Zakia Bel Haj, who runs a small olive grove that produces up to 15,000 litres of organic oil per year, says her challenge is to ensure organic production along the whole cycle, from harvest to bottling.
“The training session allowed me to improve my knowledge of pest control and disease management for the organic planting system,” she said. It also taught her how to improve soil fertility by using by-products for composting purposes.
Making use of by-products
The training – which largely focused on orchard management – also featured the potential use of by-products. Almost all olive oil production by-products can be sustainably re-used: fallen branches, leaves and twigs can serve as compost for the soil around trees, while the “margines” – the water squeezed out of the olives while separating the oil – is used for irrigation, and as fertilizer, for the olive orchards.
Even the leftover pits from Fathi Kanzari’s grove can be compressed into heating briquettes and used to provide industrial energy or to warm homes.
Using all by-products makes good economic sense and can cut costs significantly and create another source of revenue. By coupling this resourcefulness with industry knowledge, olive farmers produce olive oil of a higher quality and increase orchard productivity, resulting in a better product for consumers and potentially higher profit margins for producers.
Dialogue to strengthen the sector
The EBRD and FAO have also led structured discussions between all the sector’s stakeholders, from small farmers, oil millers and exporters, to government officials; it is important for all stakeholders to work together, not just on quality but also on distribution and other issues. This interactive dialogue has led to the development of a strategic and operational plan that will help to guide the EBRD and FAO interventions.

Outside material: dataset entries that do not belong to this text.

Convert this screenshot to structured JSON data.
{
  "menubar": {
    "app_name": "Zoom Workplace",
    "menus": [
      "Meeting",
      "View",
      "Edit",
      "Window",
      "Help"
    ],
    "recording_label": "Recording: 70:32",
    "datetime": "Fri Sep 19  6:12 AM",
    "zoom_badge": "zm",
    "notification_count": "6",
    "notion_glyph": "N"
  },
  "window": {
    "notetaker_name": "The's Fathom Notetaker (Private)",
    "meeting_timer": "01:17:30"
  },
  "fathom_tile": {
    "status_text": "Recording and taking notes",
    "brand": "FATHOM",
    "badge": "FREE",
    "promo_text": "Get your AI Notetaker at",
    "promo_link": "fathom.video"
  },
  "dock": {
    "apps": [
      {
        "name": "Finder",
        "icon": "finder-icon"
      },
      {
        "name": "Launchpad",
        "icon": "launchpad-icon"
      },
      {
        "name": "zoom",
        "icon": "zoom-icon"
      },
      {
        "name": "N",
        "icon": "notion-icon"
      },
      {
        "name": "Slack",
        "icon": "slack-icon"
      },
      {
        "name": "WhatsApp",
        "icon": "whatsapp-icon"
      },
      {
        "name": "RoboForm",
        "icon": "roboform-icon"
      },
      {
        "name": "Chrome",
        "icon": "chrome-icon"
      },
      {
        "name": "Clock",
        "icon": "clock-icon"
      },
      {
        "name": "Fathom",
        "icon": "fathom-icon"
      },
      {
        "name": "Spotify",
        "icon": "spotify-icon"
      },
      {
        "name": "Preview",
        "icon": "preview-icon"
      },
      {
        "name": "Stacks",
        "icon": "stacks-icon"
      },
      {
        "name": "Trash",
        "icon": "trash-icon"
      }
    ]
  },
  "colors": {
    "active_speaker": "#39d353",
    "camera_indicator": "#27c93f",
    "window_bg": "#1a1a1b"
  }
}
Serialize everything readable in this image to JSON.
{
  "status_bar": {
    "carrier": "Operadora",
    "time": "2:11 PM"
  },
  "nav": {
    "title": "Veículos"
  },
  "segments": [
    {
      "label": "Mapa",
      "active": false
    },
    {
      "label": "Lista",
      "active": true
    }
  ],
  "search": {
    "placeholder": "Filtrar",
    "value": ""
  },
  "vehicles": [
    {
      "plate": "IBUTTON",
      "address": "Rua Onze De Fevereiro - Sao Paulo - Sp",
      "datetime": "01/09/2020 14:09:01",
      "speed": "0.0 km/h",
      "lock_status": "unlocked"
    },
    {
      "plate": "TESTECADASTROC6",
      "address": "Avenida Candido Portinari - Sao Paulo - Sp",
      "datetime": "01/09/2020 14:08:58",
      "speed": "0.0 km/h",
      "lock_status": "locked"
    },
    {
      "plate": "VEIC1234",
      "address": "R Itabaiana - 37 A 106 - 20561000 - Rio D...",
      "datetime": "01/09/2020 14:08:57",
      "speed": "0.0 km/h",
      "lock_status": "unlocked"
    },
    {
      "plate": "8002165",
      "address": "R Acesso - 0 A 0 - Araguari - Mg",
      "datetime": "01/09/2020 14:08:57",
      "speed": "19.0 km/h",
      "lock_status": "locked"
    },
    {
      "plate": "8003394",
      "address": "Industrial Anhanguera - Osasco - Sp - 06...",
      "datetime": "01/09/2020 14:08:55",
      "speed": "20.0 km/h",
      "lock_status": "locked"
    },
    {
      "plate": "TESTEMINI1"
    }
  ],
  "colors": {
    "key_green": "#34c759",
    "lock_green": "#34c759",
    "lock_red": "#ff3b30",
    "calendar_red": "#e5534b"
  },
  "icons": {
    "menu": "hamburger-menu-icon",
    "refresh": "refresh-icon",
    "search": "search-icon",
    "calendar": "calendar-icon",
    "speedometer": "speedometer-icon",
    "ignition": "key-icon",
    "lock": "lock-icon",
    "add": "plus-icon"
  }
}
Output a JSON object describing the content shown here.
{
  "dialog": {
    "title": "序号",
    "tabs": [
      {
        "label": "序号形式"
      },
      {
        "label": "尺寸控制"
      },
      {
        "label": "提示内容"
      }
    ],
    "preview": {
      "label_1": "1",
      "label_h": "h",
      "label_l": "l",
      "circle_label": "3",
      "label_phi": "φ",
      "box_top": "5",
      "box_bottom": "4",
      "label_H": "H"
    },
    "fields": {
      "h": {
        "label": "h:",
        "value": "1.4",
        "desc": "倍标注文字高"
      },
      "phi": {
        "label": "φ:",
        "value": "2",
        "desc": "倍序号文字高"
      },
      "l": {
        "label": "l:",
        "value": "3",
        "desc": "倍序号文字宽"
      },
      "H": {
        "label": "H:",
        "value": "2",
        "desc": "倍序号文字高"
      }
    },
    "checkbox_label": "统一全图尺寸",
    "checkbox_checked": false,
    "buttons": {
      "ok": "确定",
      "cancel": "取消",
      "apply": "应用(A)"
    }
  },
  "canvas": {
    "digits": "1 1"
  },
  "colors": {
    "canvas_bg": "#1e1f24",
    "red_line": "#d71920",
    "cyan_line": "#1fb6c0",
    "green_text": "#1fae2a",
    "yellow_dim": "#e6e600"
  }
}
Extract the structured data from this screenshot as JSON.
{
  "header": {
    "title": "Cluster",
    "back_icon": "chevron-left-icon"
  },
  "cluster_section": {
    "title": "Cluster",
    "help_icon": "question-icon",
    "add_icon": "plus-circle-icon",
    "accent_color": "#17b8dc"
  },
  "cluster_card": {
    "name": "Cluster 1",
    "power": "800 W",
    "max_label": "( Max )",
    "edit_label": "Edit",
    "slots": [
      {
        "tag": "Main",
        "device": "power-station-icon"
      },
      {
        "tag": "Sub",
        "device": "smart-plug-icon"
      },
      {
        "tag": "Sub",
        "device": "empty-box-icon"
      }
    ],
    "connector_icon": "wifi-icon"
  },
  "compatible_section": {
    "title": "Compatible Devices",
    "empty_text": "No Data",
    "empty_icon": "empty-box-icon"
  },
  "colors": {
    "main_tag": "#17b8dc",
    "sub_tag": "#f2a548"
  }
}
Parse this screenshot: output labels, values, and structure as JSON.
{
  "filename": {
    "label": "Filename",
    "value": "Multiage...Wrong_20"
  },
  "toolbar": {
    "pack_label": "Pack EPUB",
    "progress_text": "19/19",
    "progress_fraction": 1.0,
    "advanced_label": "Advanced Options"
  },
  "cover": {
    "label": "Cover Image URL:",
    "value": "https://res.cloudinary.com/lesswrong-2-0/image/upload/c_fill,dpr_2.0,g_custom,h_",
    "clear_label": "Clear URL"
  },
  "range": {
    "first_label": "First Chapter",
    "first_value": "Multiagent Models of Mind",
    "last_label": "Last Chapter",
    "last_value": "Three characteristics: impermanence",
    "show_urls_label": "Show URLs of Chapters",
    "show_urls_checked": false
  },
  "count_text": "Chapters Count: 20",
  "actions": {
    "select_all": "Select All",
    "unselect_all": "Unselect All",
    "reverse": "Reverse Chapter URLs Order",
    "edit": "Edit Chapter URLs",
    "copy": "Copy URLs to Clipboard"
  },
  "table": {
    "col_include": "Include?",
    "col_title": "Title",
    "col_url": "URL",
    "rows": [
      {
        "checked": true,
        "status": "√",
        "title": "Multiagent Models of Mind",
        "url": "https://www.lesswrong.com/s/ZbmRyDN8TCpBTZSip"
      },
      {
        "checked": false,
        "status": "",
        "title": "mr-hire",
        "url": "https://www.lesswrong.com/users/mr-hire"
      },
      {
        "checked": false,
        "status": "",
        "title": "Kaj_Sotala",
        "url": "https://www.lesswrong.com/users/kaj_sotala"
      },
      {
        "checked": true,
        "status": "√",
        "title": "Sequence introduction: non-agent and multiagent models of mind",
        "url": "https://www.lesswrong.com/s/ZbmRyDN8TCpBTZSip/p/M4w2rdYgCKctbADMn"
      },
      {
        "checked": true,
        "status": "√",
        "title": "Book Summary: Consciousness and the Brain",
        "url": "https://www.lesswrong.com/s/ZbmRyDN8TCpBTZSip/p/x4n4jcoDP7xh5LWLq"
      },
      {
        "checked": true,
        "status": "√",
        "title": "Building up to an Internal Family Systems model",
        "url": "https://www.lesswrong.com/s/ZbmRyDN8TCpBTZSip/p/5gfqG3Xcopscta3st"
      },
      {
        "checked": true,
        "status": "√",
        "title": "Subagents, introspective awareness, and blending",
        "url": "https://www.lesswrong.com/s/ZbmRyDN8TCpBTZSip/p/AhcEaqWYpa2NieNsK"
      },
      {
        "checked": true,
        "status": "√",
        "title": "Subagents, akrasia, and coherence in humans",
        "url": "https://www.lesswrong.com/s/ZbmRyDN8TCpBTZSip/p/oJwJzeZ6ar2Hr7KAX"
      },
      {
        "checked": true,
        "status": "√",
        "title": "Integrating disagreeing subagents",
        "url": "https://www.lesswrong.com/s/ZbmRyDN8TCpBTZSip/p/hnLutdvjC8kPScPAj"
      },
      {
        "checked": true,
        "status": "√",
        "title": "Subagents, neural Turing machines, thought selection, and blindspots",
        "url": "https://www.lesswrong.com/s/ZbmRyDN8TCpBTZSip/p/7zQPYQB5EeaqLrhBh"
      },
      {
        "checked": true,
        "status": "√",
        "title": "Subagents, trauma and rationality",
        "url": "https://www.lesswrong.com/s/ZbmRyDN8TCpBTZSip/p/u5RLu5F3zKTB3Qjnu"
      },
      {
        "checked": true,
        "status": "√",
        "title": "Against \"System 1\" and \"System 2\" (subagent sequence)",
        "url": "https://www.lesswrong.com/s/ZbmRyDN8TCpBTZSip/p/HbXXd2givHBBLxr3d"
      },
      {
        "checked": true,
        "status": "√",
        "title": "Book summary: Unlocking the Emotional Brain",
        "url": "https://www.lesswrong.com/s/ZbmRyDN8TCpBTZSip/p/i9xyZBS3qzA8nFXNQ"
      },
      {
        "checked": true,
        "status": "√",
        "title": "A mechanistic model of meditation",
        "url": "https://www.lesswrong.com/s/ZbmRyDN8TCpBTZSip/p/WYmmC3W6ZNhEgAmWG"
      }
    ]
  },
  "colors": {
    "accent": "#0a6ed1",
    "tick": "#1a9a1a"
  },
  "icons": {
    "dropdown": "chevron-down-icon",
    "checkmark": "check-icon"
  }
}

Stemming from this dialogue, a high-level conference – held in November 2017 in Tunis – brought together 80 industry players to discuss innovations, different technologies and the importance of quality in a commercial strategy.
The sector – with the help of the EBRD and FAO – will now aim to tackle key constraints such as organization, traceability and certification, access to long-term finance, and a supportive policy environment.
“Our work with FAO helps to develop sustainable practices in the sector in the long run, while it also prepares local businesses for investments for their production facilities and equipment,” according to Antoine Sallé de Chou, Head of the EBRD’s Tunisia office.
A pilot project is currently underway to investigate the impact of adopting best practices to harvesting and milling on the quality and stability of the olive oil.